As with any type of technology, there is always the possibility of technical difficulties but when you factor in the nuances of a rural Indian village, the possibilities are exponentially amplified.
Empowered through Community Media

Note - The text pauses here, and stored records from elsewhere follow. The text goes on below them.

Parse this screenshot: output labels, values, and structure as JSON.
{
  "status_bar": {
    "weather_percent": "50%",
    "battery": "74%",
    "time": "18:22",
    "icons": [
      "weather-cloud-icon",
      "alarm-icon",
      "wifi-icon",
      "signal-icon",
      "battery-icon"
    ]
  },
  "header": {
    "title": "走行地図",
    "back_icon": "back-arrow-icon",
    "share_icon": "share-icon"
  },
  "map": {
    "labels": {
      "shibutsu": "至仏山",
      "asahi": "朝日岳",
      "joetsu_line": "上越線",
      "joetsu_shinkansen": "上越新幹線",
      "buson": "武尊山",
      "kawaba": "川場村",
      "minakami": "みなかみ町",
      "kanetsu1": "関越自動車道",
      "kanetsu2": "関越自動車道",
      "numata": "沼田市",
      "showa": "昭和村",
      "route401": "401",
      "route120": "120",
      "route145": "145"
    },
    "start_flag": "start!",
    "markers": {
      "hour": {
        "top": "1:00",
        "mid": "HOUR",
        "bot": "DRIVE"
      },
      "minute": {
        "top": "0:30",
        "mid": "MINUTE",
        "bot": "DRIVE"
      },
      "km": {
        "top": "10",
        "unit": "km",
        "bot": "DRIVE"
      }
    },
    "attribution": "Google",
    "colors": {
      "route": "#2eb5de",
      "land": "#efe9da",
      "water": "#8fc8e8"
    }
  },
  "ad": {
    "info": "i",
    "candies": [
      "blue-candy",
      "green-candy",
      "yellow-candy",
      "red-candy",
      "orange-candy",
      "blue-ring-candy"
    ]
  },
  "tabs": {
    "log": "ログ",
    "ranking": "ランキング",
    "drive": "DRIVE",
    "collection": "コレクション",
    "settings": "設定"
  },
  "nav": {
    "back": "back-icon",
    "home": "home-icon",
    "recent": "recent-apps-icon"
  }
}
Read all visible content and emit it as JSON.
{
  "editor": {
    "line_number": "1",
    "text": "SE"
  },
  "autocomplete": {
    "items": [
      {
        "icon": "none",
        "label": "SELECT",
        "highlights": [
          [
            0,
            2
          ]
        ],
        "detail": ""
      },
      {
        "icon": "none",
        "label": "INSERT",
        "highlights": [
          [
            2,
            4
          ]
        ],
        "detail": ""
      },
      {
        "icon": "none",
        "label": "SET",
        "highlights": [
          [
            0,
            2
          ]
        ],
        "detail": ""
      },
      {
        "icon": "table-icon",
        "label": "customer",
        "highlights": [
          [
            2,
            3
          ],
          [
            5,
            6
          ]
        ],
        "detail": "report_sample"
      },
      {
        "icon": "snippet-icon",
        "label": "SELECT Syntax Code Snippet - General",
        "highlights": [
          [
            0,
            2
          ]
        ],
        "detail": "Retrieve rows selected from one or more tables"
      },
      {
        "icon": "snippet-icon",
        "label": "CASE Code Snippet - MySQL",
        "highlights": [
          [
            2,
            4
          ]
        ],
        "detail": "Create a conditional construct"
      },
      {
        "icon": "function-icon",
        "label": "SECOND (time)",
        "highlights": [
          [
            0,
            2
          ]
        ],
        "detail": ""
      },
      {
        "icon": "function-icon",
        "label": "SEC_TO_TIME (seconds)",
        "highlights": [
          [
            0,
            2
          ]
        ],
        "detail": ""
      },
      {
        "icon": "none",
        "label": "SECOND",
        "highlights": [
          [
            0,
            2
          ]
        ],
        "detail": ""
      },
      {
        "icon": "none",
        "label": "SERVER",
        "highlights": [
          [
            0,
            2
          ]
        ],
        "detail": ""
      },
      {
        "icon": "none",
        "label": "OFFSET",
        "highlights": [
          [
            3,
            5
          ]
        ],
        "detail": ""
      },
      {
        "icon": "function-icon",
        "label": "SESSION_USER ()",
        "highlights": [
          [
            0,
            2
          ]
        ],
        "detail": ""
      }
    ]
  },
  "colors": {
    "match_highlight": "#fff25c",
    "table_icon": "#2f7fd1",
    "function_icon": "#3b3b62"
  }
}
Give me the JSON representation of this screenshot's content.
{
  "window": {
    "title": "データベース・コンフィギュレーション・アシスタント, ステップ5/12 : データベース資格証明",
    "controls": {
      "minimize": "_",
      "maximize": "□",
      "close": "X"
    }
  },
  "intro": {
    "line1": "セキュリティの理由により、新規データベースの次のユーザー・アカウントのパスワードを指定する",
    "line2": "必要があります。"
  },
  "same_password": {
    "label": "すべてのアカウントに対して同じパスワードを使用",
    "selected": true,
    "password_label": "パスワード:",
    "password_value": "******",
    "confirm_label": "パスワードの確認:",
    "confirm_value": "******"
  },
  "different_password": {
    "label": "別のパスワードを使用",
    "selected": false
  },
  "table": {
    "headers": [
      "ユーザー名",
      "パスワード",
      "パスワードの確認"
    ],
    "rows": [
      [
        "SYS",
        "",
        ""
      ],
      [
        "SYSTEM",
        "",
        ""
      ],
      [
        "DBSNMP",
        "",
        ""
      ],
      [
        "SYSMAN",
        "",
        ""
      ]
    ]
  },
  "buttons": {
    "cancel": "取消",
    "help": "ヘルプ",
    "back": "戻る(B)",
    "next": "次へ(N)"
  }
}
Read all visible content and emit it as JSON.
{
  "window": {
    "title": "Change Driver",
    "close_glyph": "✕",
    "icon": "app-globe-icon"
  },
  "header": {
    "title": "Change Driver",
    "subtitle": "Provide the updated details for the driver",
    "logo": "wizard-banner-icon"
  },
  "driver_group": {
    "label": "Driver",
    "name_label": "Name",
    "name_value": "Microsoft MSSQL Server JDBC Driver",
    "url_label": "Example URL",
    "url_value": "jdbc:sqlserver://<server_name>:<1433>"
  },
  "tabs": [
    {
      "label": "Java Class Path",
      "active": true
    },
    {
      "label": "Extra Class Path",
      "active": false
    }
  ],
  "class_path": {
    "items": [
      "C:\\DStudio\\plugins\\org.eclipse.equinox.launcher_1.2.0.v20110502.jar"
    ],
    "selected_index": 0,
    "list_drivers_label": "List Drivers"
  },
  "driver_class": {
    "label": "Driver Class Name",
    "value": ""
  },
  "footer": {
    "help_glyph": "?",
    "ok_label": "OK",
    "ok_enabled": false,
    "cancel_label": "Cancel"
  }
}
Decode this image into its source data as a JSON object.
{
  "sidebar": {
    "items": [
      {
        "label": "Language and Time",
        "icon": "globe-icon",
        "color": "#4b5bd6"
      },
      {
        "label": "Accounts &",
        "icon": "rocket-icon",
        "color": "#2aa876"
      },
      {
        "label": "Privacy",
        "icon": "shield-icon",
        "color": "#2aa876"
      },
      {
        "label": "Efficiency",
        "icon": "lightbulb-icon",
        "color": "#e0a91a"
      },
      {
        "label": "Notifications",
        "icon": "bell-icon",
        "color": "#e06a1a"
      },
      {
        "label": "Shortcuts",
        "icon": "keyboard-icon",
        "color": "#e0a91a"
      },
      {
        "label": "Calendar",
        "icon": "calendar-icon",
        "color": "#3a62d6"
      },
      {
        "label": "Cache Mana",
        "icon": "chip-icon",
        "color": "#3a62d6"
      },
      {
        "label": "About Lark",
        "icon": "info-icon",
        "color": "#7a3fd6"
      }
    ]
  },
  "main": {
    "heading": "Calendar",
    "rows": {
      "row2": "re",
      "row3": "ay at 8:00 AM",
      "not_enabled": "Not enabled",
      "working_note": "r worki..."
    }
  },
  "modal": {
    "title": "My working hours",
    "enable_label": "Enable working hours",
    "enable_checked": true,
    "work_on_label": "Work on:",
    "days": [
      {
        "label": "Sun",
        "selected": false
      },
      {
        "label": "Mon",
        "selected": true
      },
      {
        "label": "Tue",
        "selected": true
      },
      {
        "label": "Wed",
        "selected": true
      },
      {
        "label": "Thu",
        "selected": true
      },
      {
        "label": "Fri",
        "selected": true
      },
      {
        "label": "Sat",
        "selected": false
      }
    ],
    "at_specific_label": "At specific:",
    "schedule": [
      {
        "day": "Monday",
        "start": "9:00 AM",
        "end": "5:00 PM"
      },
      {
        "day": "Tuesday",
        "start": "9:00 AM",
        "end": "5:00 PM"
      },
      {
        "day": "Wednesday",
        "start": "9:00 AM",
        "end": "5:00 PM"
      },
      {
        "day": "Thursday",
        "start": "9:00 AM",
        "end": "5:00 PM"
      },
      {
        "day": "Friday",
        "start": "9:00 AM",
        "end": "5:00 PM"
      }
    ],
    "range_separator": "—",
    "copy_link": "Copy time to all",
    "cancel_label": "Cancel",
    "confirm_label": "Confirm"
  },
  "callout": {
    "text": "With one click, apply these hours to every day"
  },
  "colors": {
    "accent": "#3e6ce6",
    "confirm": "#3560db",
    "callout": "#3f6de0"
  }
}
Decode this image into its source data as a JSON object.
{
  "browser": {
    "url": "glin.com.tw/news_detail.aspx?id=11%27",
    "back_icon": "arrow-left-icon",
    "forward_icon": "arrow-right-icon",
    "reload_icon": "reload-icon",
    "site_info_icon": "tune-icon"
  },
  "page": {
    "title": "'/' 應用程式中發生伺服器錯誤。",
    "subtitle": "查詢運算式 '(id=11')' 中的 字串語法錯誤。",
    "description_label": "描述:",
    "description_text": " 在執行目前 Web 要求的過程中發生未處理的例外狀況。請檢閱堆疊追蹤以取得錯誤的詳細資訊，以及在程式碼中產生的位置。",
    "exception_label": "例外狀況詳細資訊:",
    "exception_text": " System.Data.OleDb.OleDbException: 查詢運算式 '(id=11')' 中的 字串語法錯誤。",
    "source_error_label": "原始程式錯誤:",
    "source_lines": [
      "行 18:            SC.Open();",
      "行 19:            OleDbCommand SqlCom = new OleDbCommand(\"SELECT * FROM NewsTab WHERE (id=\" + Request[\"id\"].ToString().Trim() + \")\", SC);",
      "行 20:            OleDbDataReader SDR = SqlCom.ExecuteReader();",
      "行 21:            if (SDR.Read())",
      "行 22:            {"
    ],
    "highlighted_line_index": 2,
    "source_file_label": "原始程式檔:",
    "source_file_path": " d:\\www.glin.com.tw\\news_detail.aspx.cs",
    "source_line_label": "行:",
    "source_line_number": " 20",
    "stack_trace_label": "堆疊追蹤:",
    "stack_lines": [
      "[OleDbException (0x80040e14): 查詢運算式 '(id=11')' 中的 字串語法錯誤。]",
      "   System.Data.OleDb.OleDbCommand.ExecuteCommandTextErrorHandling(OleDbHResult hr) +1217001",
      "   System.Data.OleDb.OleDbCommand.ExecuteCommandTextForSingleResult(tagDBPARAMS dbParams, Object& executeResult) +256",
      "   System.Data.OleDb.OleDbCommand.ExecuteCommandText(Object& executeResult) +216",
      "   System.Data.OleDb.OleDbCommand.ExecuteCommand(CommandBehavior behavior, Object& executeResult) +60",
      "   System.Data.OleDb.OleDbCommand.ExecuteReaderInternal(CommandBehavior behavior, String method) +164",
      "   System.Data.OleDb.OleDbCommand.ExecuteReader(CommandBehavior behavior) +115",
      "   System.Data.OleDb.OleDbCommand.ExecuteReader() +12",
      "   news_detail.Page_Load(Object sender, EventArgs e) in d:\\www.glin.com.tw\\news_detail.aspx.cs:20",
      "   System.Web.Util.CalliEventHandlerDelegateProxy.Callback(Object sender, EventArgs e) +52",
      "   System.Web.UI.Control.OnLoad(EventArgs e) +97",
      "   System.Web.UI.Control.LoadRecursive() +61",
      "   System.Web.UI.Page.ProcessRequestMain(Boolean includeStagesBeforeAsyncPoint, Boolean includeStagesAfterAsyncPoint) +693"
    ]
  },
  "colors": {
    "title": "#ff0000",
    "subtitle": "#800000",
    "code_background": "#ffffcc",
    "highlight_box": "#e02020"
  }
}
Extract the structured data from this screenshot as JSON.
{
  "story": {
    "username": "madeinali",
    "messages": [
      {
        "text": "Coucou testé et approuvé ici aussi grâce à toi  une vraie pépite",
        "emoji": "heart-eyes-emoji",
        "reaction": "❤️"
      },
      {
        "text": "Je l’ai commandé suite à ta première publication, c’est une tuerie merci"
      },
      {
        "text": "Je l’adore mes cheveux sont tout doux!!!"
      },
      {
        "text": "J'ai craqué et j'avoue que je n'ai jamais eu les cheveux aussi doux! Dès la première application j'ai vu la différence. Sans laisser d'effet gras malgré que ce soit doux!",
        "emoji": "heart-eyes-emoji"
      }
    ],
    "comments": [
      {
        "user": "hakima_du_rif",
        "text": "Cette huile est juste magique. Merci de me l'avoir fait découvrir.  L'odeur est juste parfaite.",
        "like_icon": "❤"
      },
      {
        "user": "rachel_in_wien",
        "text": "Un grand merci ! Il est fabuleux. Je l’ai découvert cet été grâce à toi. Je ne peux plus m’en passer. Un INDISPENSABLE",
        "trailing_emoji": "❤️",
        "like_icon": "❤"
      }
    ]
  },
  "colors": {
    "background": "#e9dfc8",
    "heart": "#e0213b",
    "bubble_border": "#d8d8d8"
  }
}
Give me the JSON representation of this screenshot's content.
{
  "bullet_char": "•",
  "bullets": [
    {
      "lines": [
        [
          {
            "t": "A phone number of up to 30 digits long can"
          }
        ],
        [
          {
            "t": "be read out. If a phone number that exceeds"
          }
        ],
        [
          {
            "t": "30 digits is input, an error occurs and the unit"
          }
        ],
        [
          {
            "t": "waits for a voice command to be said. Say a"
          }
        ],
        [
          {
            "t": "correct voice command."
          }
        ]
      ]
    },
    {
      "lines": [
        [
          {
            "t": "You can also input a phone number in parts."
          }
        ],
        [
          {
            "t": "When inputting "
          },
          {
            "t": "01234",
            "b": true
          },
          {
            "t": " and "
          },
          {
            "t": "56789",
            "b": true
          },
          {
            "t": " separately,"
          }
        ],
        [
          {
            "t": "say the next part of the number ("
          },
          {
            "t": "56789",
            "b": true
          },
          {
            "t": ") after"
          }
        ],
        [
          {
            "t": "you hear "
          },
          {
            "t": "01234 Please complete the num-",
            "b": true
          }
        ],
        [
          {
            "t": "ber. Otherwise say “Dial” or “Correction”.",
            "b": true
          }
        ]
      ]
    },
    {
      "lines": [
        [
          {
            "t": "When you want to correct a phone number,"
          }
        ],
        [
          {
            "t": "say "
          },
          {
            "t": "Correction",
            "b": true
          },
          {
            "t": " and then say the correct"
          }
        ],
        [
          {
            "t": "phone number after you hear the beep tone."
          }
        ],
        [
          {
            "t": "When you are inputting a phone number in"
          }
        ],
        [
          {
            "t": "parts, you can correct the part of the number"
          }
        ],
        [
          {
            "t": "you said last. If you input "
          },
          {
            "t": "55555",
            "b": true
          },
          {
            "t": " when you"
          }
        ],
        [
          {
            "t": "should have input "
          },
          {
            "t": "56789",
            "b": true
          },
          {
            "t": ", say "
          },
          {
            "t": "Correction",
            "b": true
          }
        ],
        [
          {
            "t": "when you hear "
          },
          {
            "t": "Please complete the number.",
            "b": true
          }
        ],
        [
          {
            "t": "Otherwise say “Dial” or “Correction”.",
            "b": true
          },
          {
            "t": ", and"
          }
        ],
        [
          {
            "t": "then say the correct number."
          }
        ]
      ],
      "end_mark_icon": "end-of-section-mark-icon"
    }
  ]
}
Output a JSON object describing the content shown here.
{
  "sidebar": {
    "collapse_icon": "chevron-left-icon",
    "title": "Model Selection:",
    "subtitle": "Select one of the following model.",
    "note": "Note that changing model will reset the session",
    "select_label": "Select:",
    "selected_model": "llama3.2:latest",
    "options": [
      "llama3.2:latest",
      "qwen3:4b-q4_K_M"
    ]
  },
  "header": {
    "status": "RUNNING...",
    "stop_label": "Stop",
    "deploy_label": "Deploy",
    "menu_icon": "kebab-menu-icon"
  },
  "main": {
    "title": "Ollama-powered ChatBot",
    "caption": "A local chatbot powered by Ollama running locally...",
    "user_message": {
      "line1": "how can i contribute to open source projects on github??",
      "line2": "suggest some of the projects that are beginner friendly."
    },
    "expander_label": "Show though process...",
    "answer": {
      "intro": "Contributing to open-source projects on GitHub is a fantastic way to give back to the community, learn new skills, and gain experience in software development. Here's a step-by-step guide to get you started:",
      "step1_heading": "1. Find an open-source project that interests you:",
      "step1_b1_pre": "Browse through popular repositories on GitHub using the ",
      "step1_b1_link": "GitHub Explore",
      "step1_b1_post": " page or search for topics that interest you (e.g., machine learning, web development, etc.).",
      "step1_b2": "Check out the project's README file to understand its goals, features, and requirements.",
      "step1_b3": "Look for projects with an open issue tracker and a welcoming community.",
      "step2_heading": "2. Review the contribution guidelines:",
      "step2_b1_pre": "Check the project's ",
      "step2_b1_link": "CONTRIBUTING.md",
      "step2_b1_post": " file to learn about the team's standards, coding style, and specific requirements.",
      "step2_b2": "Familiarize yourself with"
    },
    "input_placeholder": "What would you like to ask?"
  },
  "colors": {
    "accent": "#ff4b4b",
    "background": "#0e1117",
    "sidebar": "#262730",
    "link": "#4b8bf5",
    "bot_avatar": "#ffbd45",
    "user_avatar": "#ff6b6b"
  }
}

Community Media serves as an “ears on the ground” means to address critical issues such as entitlement violations and corruption. Video is an evidentiary tool that can act as an indisputable means of translating what is actually happening in villages and communities in comparison to what is being reported in statistics. VV could easily use a person from outside the community to cover stories and this would probably be easier because they would not have to necessarily train the reporters and could utilize someone who is already trained in journalism, a college student perhaps. However, VV believes this would create a dependent community versus and an empowered community and the solution is in empowered communities. It is not just a means to an end for Video Volunteers but the “means” of using Community Correspondents is also an intentional strategy to empower individuals. Having an opportunity to meet Community Correspondents in Bihar and hear the array of perspective and experience definitely helped me to better understand the experiences of VV’s Community Correspondents.